The big news on the Web is Google’s reported $500 million offer that Yelp! turned down. The deal itself is of less interest to me-what is really compelling is the idea that Yelp! executives walked away. It’s really, really hard to walk away from a “sure thing” in anything, much less a $500 million exit. And you only walk away from a sure thing when you have complete belief (or faith) that you can do much better on your own. No matter the price offered to give it up along the way.
Belief like that is rare. Belief like that is what makes people and companies great. People who truly believe are the heroes. Companies that believe are ones that we’re in awe of. There are many reasons to believe, another big potential suitor, a big deal waiting to close, or simply belief that what you’re doing is so much better than anything else that it becomes nearly priceless. But regardless of why, the companies that believe are unlike any other out there.

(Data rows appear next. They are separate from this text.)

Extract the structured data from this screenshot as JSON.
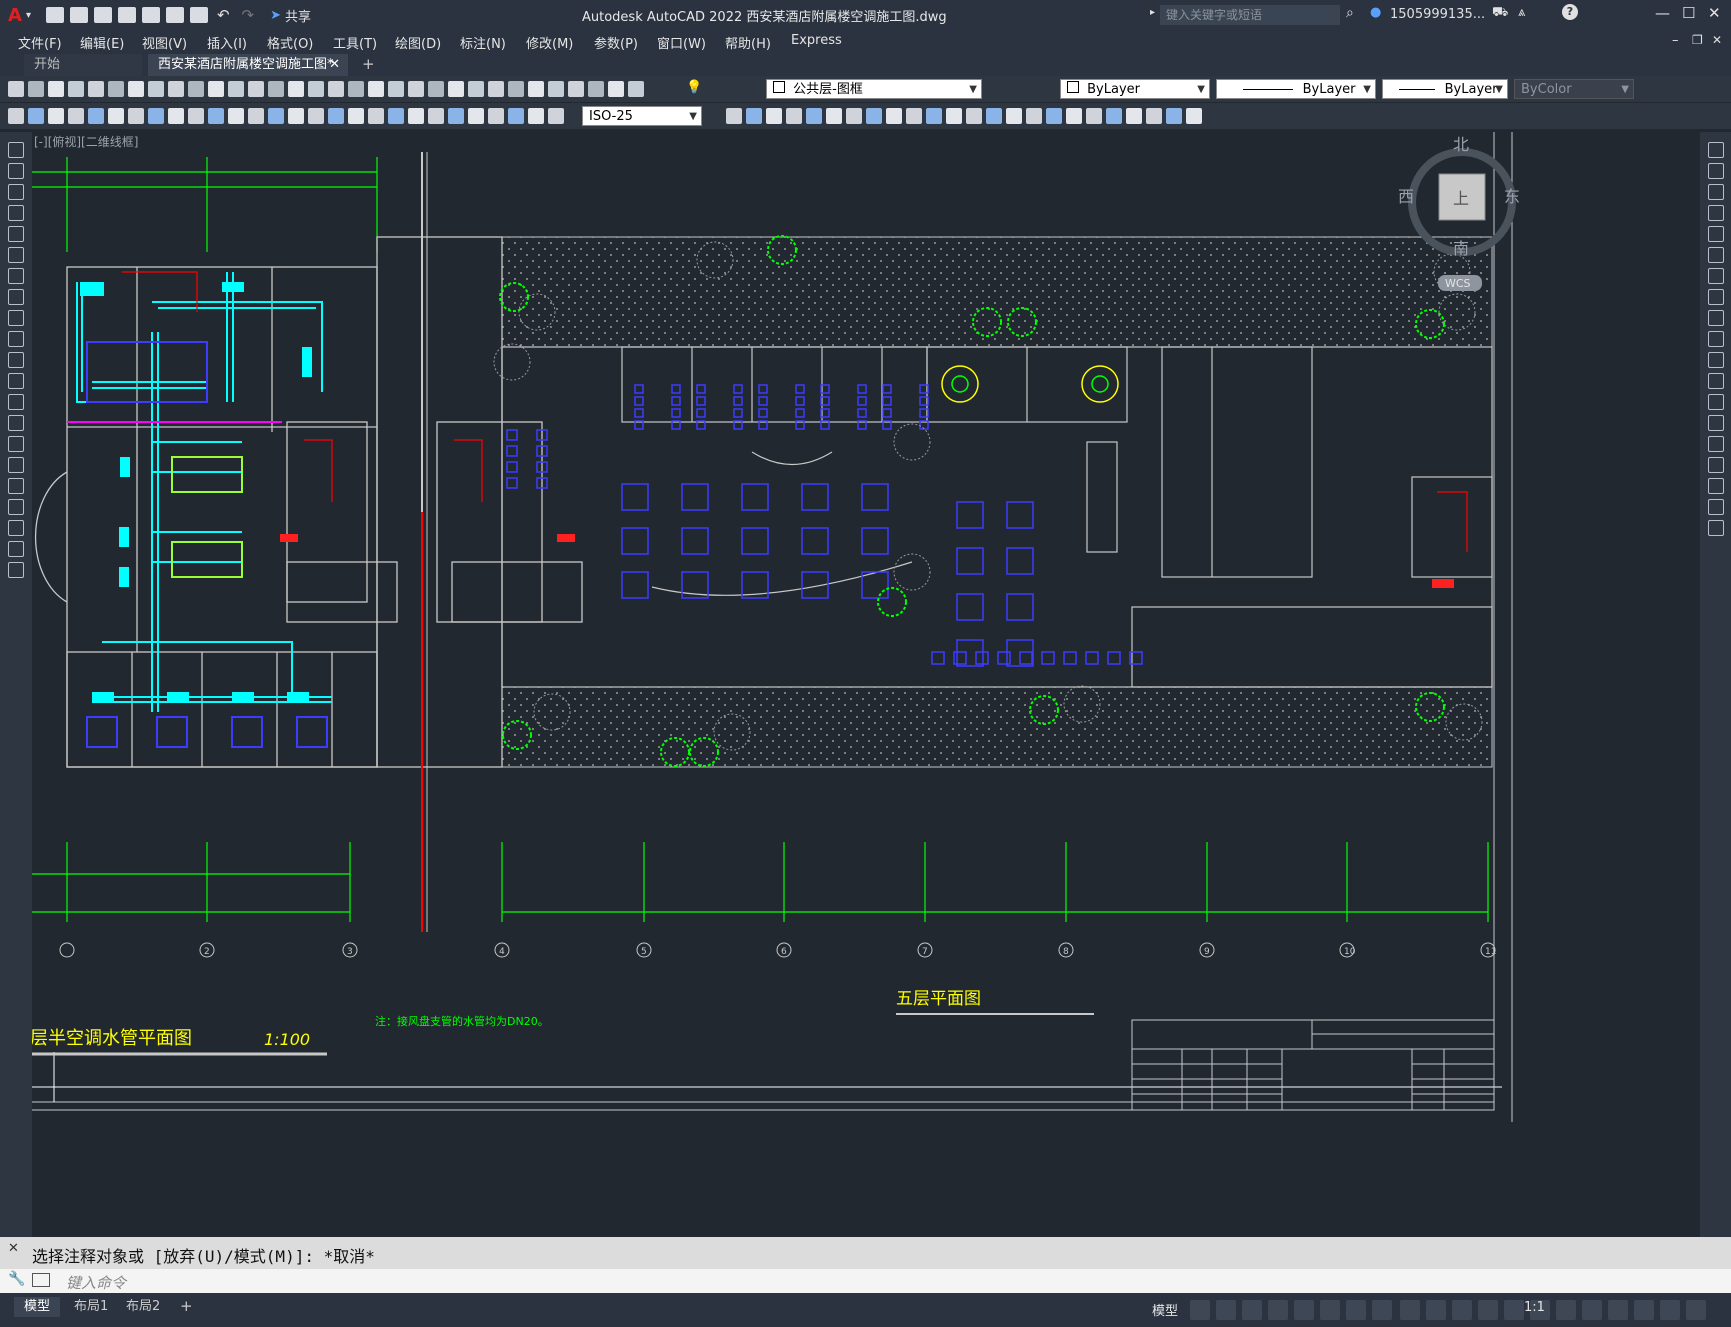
{
  "titlebar": {
    "app_title": "Autodesk AutoCAD 2022    西安某酒店附属楼空调施工图.dwg",
    "search_placeholder": "键入关键字或短语",
    "user": "1505999135...",
    "share_label": "共享"
  },
  "menu": [
    "文件(F)",
    "编辑(E)",
    "视图(V)",
    "插入(I)",
    "格式(O)",
    "工具(T)",
    "绘图(D)",
    "标注(N)",
    "修改(M)",
    "参数(P)",
    "窗口(W)",
    "帮助(H)",
    "Express"
  ],
  "tabs": [
    {
      "label": "开始",
      "active": false
    },
    {
      "label": "西安某酒店附属楼空调施工图*",
      "active": true
    }
  ],
  "toolbar": {
    "layer": "公共层-图框",
    "color": "ByLayer",
    "linetype": "ByLayer",
    "lineweight": "ByLayer",
    "plotstyle": "ByColor",
    "dimstyle": "ISO-25"
  },
  "viewport": {
    "label": "[-][俯视][二维线框]",
    "compass": {
      "north": "北",
      "south": "南",
      "east": "东",
      "west": "西",
      "top": "上"
    },
    "wcs": "WCS"
  },
  "drawing": {
    "title_left": "层半空调水管平面图",
    "scale": "1:100",
    "title_right": "五层平面图",
    "note": "注：接风盘支管的水管均为DN20。",
    "axis_labels": [
      "2",
      "3",
      "4",
      "5",
      "6",
      "7",
      "8",
      "9",
      "10",
      "11"
    ]
  },
  "command": {
    "history": "选择注释对象或 [放弃(U)/模式(M)]: *取消*",
    "placeholder": "键入命令"
  },
  "layouts": [
    {
      "label": "模型",
      "active": true
    },
    {
      "label": "布局1",
      "active": false
    },
    {
      "label": "布局2",
      "active": false
    }
  ],
  "status": {
    "model_label": "模型",
    "scale": "1:1"
  },
  "colors": {
    "background": "#212830",
    "green": "#00ff00",
    "cyan": "#00ffff",
    "red": "#ff0000",
    "blue": "#3c3cff",
    "yellow": "#ffff00",
    "magenta": "#ff00ff"
  }
}
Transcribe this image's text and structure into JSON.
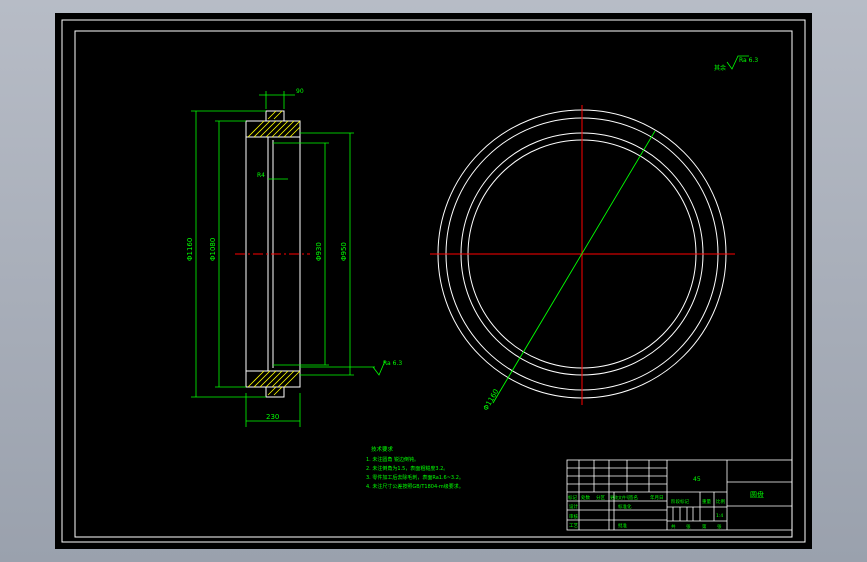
{
  "colors": {
    "background": "#000000",
    "outline": "#ffffff",
    "dimension": "#00ff00",
    "centerline": "#ff0000",
    "hatch": "#ffff00",
    "chrome": "#a7adb8"
  },
  "section_view": {
    "dim_overall_outer": "Φ1160",
    "dim_outer": "Φ1080",
    "dim_bore": "Φ930",
    "dim_inner": "Φ950",
    "dim_width": "230",
    "dim_rib": "90",
    "dim_groove": "R4",
    "roughness": "Ra 6.3"
  },
  "front_view": {
    "dim_diameter": "Φ1160"
  },
  "general_roughness": {
    "prefix": "其余",
    "value": "Ra 6.3"
  },
  "tech_requirements": {
    "heading": "技术要求",
    "items": [
      "1. 未注圆角 锐边倒钝。",
      "2. 未注倒角为1.5，表面粗糙度3.2。",
      "3. 零件加工后去除毛刺，表面Ra1.6~3.2。",
      "4. 未注尺寸公差按照GB/T1804-m级要求。"
    ]
  },
  "title_block": {
    "material": "45",
    "part_name": "圆盘",
    "col_labels": [
      "标记",
      "处数",
      "分区",
      "更改文件号",
      "签名",
      "年月日"
    ],
    "row_labels": [
      "设计",
      "审核",
      "工艺"
    ],
    "stage_label": "阶段标记",
    "weight_label": "重量",
    "scale_label": "比例",
    "scale_value": "1:4",
    "sheet_labels": [
      "共",
      "张",
      "第",
      "张"
    ],
    "approve_label": "批准",
    "std_label": "标准化"
  }
}
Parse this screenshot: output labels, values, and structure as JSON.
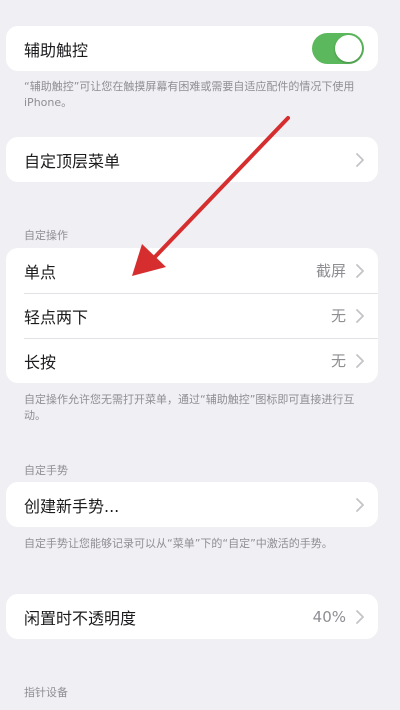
{
  "assistive_touch": {
    "label": "辅助触控",
    "toggle_on": true,
    "note": "“辅助触控”可让您在触摸屏幕有困难或需要自适应配件的情况下使用iPhone。"
  },
  "top_menu": {
    "label": "自定顶层菜单"
  },
  "custom_actions": {
    "header": "自定操作",
    "items": [
      {
        "label": "单点",
        "value": "截屏"
      },
      {
        "label": "轻点两下",
        "value": "无"
      },
      {
        "label": "长按",
        "value": "无"
      }
    ],
    "note": "自定操作允许您无需打开菜单，通过“辅助触控”图标即可直接进行互动。"
  },
  "custom_gestures": {
    "header": "自定手势",
    "create_label": "创建新手势...",
    "note": "自定手势让您能够记录可以从“菜单”下的“自定”中激活的手势。"
  },
  "idle_opacity": {
    "label": "闲置时不透明度",
    "value": "40%"
  },
  "pointer_devices": {
    "header": "指针设备"
  },
  "colors": {
    "toggle_on": "#5cb85c",
    "annotation_arrow": "#d62e2e",
    "background": "#f0f0f4"
  },
  "icons": {
    "chevron": "chevron-right-icon",
    "annotation": "red-arrow-annotation"
  }
}
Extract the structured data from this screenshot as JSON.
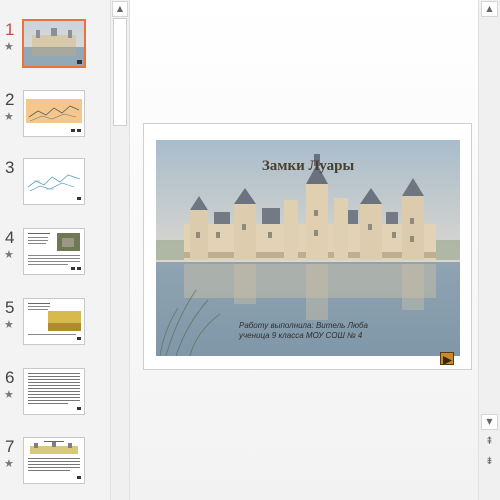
{
  "thumbnails": [
    {
      "number": "1",
      "has_animation_icon": "star-icon",
      "selected": true
    },
    {
      "number": "2",
      "has_animation_icon": "star-icon",
      "selected": false
    },
    {
      "number": "3",
      "has_animation_icon": "",
      "selected": false
    },
    {
      "number": "4",
      "has_animation_icon": "star-icon",
      "selected": false
    },
    {
      "number": "5",
      "has_animation_icon": "star-icon",
      "selected": false
    },
    {
      "number": "6",
      "has_animation_icon": "star-icon",
      "selected": false
    },
    {
      "number": "7",
      "has_animation_icon": "star-icon",
      "selected": false
    }
  ],
  "star_glyph": "★",
  "slide": {
    "title": "Замки Луары",
    "author_line_1": "Работу выполнила: Витель Люба",
    "author_line_2": "ученица 9 класса МОУ СОШ № 4"
  },
  "icons": {
    "up": "▲",
    "down": "▼",
    "prev_slide": "⇞",
    "next_slide": "⇟"
  },
  "colors": {
    "selected_thumb_border": "#e8743b",
    "selected_number": "#c0504d",
    "slide_title": "#4a4032"
  }
}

How do you tell the difference? Look at Facebook, then compare it to Mint.com. One believes that they’re changing the world, one believed that they built a cool tool for consumers to manage their finances. Changing the world is something that doesn’t have a price tag. A consumer finance portal on the other hand? Is worth no more than $170 million apparently.
One took the sure thing, one is swinging for the fences. I guarantee we’ll remember the one that swung for the fences.
Why is this belief so rare and so awe inspiring? Is it because the stakes are so high? Maybe. But I’d like to think it’s because deep down we all wish we had something we believed in so strongly that $500 million wouldn’t be enough to take it away from us. It is so core to who we are that we root and celebrate those that go for it. Vicariously living off of passion without any of the scary realities of the trade offs involved.
The only questions left is why don’t more of us have that belief? Do you believe in what you’re doing to the point that $500 million feels like settling? If not, how do you find it? What’s keeping you from swinging for the fences?
Note: There’s some he said, she said about the deal; but I think the point still remains. I guess time will tell if the Yelp! executives have that belief or not.